**Exercise directions**
What is needed is every line of the data that includes the word "icon". Please copy each one.

[Collected data entries]
════

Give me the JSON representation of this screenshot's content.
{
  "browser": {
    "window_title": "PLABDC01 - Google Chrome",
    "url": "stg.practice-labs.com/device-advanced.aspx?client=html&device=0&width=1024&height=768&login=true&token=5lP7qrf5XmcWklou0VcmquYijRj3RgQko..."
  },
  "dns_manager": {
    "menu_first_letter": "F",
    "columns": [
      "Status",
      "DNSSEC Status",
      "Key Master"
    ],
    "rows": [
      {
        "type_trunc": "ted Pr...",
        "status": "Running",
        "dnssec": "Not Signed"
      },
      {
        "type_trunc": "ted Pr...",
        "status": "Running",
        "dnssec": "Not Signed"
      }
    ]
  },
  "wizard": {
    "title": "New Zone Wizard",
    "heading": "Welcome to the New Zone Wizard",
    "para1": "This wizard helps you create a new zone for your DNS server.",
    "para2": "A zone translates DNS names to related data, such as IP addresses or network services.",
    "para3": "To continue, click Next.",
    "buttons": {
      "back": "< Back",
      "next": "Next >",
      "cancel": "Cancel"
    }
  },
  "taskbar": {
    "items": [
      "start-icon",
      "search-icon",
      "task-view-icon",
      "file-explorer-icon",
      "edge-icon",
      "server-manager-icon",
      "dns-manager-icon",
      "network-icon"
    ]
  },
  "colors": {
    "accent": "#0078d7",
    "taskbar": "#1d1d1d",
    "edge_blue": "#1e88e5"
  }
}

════

**Solution for this problem**
      "start-icon",
      "search-icon",
      "task-view-icon",
      "file-explorer-icon",
      "edge-icon",
      "server-manager-icon",
      "dns-manager-icon",
      "network-icon"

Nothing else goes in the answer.